> DESCRIPTION OF THE TASK
Retype every entry word for word. Omit the pictures.

Source records:
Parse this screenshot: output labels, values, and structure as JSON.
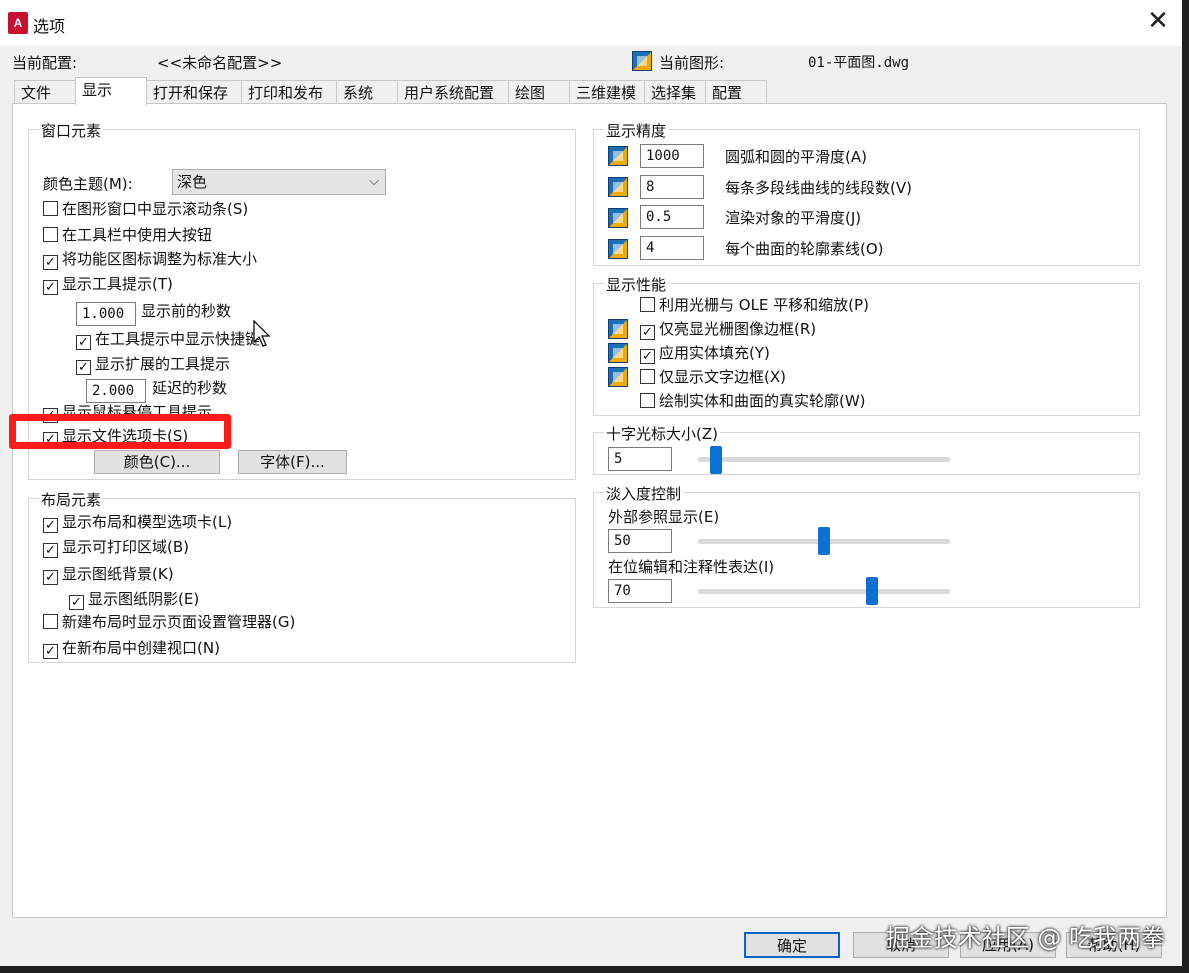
{
  "window": {
    "title": "选项",
    "close_glyph": "✕"
  },
  "header": {
    "current_profile_label": "当前配置:",
    "current_profile_value": "<<未命名配置>>",
    "current_drawing_label": "当前图形:",
    "current_drawing_value": "01-平面图.dwg"
  },
  "tabs": [
    "文件",
    "显示",
    "打开和保存",
    "打印和发布",
    "系统",
    "用户系统配置",
    "绘图",
    "三维建模",
    "选择集",
    "配置"
  ],
  "active_tab": "显示",
  "window_elements": {
    "title": "窗口元素",
    "color_theme_label": "颜色主题(M):",
    "color_theme_value": "深色",
    "checkboxes": [
      {
        "label": "在图形窗口中显示滚动条(S)",
        "checked": false
      },
      {
        "label": "在工具栏中使用大按钮",
        "checked": false
      },
      {
        "label": "将功能区图标调整为标准大小",
        "checked": true
      },
      {
        "label": "显示工具提示(T)",
        "checked": true
      },
      {
        "label": "在工具提示中显示快捷键",
        "checked": true
      },
      {
        "label": "显示扩展的工具提示",
        "checked": true
      },
      {
        "label": "显示鼠标悬停工具提示",
        "checked": true
      },
      {
        "label": "显示文件选项卡(S)",
        "checked": true
      }
    ],
    "tooltip_delay_value": "1.000",
    "tooltip_delay_label": "显示前的秒数",
    "ext_delay_value": "2.000",
    "ext_delay_label": "延迟的秒数",
    "colors_button": "颜色(C)...",
    "fonts_button": "字体(F)..."
  },
  "layout_elements": {
    "title": "布局元素",
    "checkboxes": [
      {
        "label": "显示布局和模型选项卡(L)",
        "checked": true
      },
      {
        "label": "显示可打印区域(B)",
        "checked": true
      },
      {
        "label": "显示图纸背景(K)",
        "checked": true
      },
      {
        "label": "显示图纸阴影(E)",
        "checked": true
      },
      {
        "label": "新建布局时显示页面设置管理器(G)",
        "checked": false
      },
      {
        "label": "在新布局中创建视口(N)",
        "checked": true
      }
    ]
  },
  "display_resolution": {
    "title": "显示精度",
    "rows": [
      {
        "value": "1000",
        "label": "圆弧和圆的平滑度(A)"
      },
      {
        "value": "8",
        "label": "每条多段线曲线的线段数(V)"
      },
      {
        "value": "0.5",
        "label": "渲染对象的平滑度(J)"
      },
      {
        "value": "4",
        "label": "每个曲面的轮廓素线(O)"
      }
    ]
  },
  "display_performance": {
    "title": "显示性能",
    "checkboxes": [
      {
        "label": "利用光栅与 OLE 平移和缩放(P)",
        "checked": false
      },
      {
        "label": "仅亮显光栅图像边框(R)",
        "checked": true
      },
      {
        "label": "应用实体填充(Y)",
        "checked": true
      },
      {
        "label": "仅显示文字边框(X)",
        "checked": false
      },
      {
        "label": "绘制实体和曲面的真实轮廓(W)",
        "checked": false
      }
    ]
  },
  "crosshair": {
    "title": "十字光标大小(Z)",
    "value": "5",
    "slider_fraction": 0.05
  },
  "fade_control": {
    "title": "淡入度控制",
    "xref_label": "外部参照显示(E)",
    "xref_value": "50",
    "xref_fraction": 0.5,
    "inplace_label": "在位编辑和注释性表达(I)",
    "inplace_value": "70",
    "inplace_fraction": 0.7
  },
  "buttons": {
    "ok": "确定",
    "cancel": "取消",
    "apply": "应用(A)",
    "help": "帮助(H)"
  },
  "watermark": "掘金技术社区 @ 吃我两拳",
  "colors": {
    "highlight": "#ff1a1a",
    "slider": "#0a70d6",
    "accent": "#0a64cc"
  },
  "icons": [
    "autocad-app-icon",
    "drawing-file-icon",
    "setting-saved-in-drawing-icon",
    "mouse-cursor-icon"
  ]
}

> WRITTEN ANSWER
Parse this screenshot: output labels, values, and structure as JSON.
{
  "window": {
    "title": "选项",
    "close_glyph": "✕"
  },
  "header": {
    "current_profile_label": "当前配置:",
    "current_profile_value": "<<未命名配置>>",
    "current_drawing_label": "当前图形:",
    "current_drawing_value": "01-平面图.dwg"
  },
  "tabs": [
    "文件",
    "显示",
    "打开和保存",
    "打印和发布",
    "系统",
    "用户系统配置",
    "绘图",
    "三维建模",
    "选择集",
    "配置"
  ],
  "active_tab": "显示",
  "window_elements": {
    "title": "窗口元素",
    "color_theme_label": "颜色主题(M):",
    "color_theme_value": "深色",
    "checkboxes": [
      {
        "label": "在图形窗口中显示滚动条(S)",
        "checked": false
      },
      {
        "label": "在工具栏中使用大按钮",
        "checked": false
      },
      {
        "label": "将功能区图标调整为标准大小",
        "checked": true
      },
      {
        "label": "显示工具提示(T)",
        "checked": true
      },
      {
        "label": "在工具提示中显示快捷键",
        "checked": true
      },
      {
        "label": "显示扩展的工具提示",
        "checked": true
      },
      {
        "label": "显示鼠标悬停工具提示",
        "checked": true
      },
      {
        "label": "显示文件选项卡(S)",
        "checked": true
      }
    ],
    "tooltip_delay_value": "1.000",
    "tooltip_delay_label": "显示前的秒数",
    "ext_delay_value": "2.000",
    "ext_delay_label": "延迟的秒数",
    "colors_button": "颜色(C)...",
    "fonts_button": "字体(F)..."
  },
  "layout_elements": {
    "title": "布局元素",
    "checkboxes": [
      {
        "label": "显示布局和模型选项卡(L)",
        "checked": true
      },
      {
        "label": "显示可打印区域(B)",
        "checked": true
      },
      {
        "label": "显示图纸背景(K)",
        "checked": true
      },
      {
        "label": "显示图纸阴影(E)",
        "checked": true
      },
      {
        "label": "新建布局时显示页面设置管理器(G)",
        "checked": false
      },
      {
        "label": "在新布局中创建视口(N)",
        "checked": true
      }
    ]
  },
  "display_resolution": {
    "title": "显示精度",
    "rows": [
      {
        "value": "1000",
        "label": "圆弧和圆的平滑度(A)"
      },
      {
        "value": "8",
        "label": "每条多段线曲线的线段数(V)"
      },
      {
        "value": "0.5",
        "label": "渲染对象的平滑度(J)"
      },
      {
        "value": "4",
        "label": "每个曲面的轮廓素线(O)"
      }
    ]
  },
  "display_performance": {
    "title": "显示性能",
    "checkboxes": [
      {
        "label": "利用光栅与 OLE 平移和缩放(P)",
        "checked": false
      },
      {
        "label": "仅亮显光栅图像边框(R)",
        "checked": true
      },
      {
        "label": "应用实体填充(Y)",
        "checked": true
      },
      {
        "label": "仅显示文字边框(X)",
        "checked": false
      },
      {
        "label": "绘制实体和曲面的真实轮廓(W)",
        "checked": false
      }
    ]
  },
  "crosshair": {
    "title": "十字光标大小(Z)",
    "value": "5",
    "slider_fraction": 0.05
  },
  "fade_control": {
    "title": "淡入度控制",
    "xref_label": "外部参照显示(E)",
    "xref_value": "50",
    "xref_fraction": 0.5,
    "inplace_label": "在位编辑和注释性表达(I)",
    "inplace_value": "70",
    "inplace_fraction": 0.7
  },
  "buttons": {
    "ok": "确定",
    "cancel": "取消",
    "apply": "应用(A)",
    "help": "帮助(H)"
  },
  "watermark": "掘金技术社区 @ 吃我两拳",
  "colors": {
    "highlight": "#ff1a1a",
    "slider": "#0a70d6",
    "accent": "#0a64cc"
  },
  "icons": [
    "autocad-app-icon",
    "drawing-file-icon",
    "setting-saved-in-drawing-icon",
    "mouse-cursor-icon"
  ]
}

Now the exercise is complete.